In addition to the paragraph in “For the New Intellectual” quoted above, Rand wrote the following in Atlas Shrugged:
The choice is still open to be a human being, but the price is to start from scratch, to stand naked in the face of reality and, reversing a costly historical error, to declare: ‘I am, therefore I’ll think’. (1058)
Proof presupposes existence, consciousness, and a complex chain of knowledge: the existence of something to know, of a consciousness able to know it, and of a knowledge that has learned to distinguish between such concepts as the proved and the unproved.
When [an interlocutor] declares that existence must be proved, he is asking you to prove it by means of nonexistence . . . .
When he declares that an axiom is a matter of arbitrary choice and he doesn’t choose to accept the axiom that he exists, he blanks out the fact that he has accepted it by uttering that sentence . . . .
[In addition to its other features,] an axiom is a proposition that defeats its opponents by the fact that they have to accept it and use it in the process of any attempt to deny it. . . . Let the witchdoctor who does not choose to accept the validity of sensory perception try to prove it without using the data he obtained by sensory perception . . . . (1039–40)
Tibor Machan observes in “Evidence of Necessary Existence” (1992):
Whereas Descartes claimed to discover the cogito as his starting point simply by examining his ideas until he found one that is rationally undeniable, Rand holds that we somehow learn her axioms from experience. It is only after we draw the axioms from experience that we show that they are rationally undeniable. (35)
David Kelley writes in The Evidence of the Senses (1986):
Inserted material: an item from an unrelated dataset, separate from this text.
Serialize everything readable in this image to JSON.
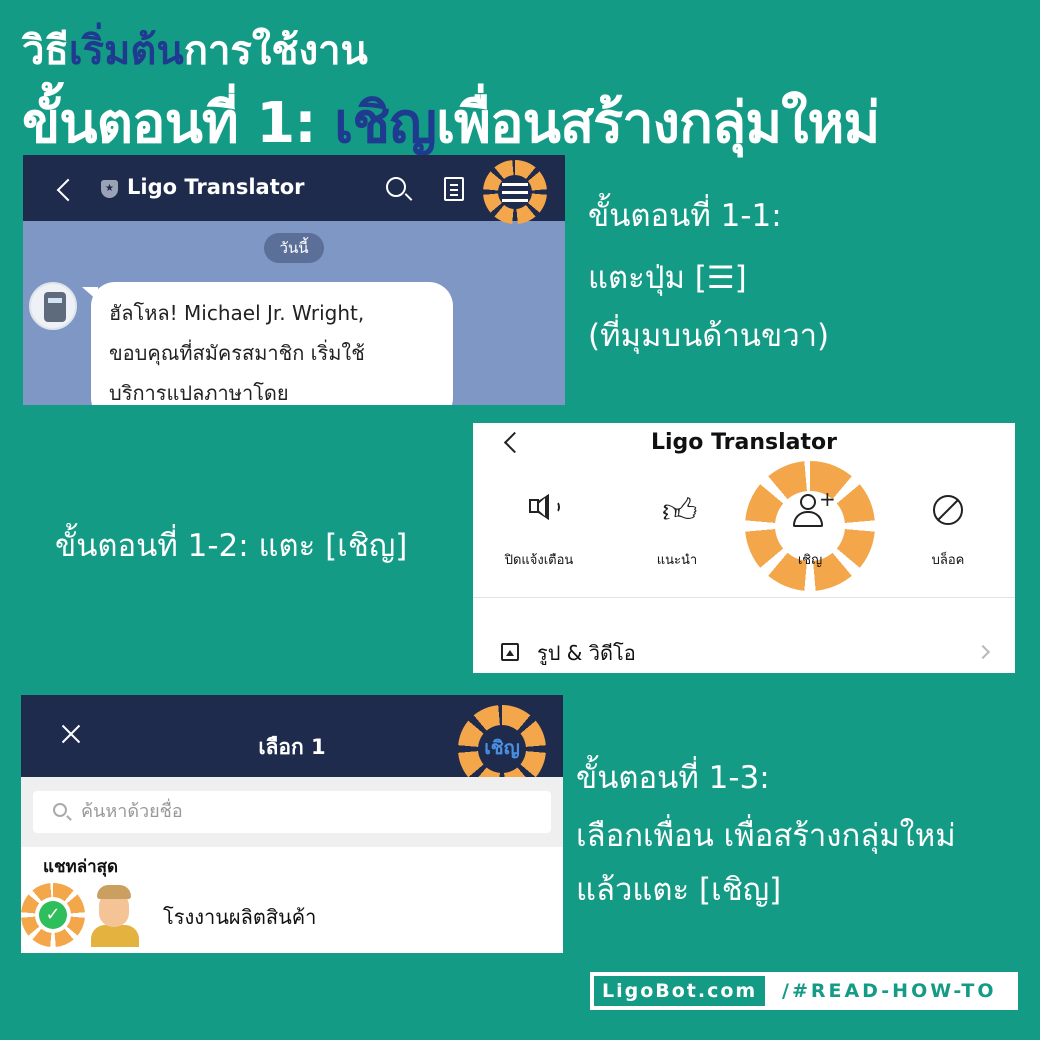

Consider, for example, the first Meditation. Descartes begins by seeking any grounds for doubting the truth of his ideas—i.e., for doubting that they stem from and correspond to reality. The first such grounds he finds—sensory illusions and dreams—are actual occurrences, and in these cases we know that reality is not what it seems. For that reason, however, these occurrences could not raise the general question whether reality exists beyond our ideas; to identify an experience as an illusion, one must have enough knowledge of the objective facts to know that he is misperceiving them. Descartes therefore rests his case for universal doubt on the hypothesis that an evil demon may be deceiving him about everything. But what sort of ground for doubt is this? Illusions and dreams actually occur, but demons do not—the hypothesis is pure invention. As such, it would be completely subjective and could not provide an objective reason for doubting anything. Then why does Descartes suggest the hypothesis? It can only be as a way of concretizing a possibility he has already accepted: that everything we are aware of exists merely as the representational content of our ideas, ideas that do not, because they are modes of consciousness, depend on anything outside consciousness and could therefore be put into our minds by an evil demon even if there were nothing outside consciousness. In accepting this possibility, Descartes is clearly presupposing the theory of ideas presented later in the Meditations. (15)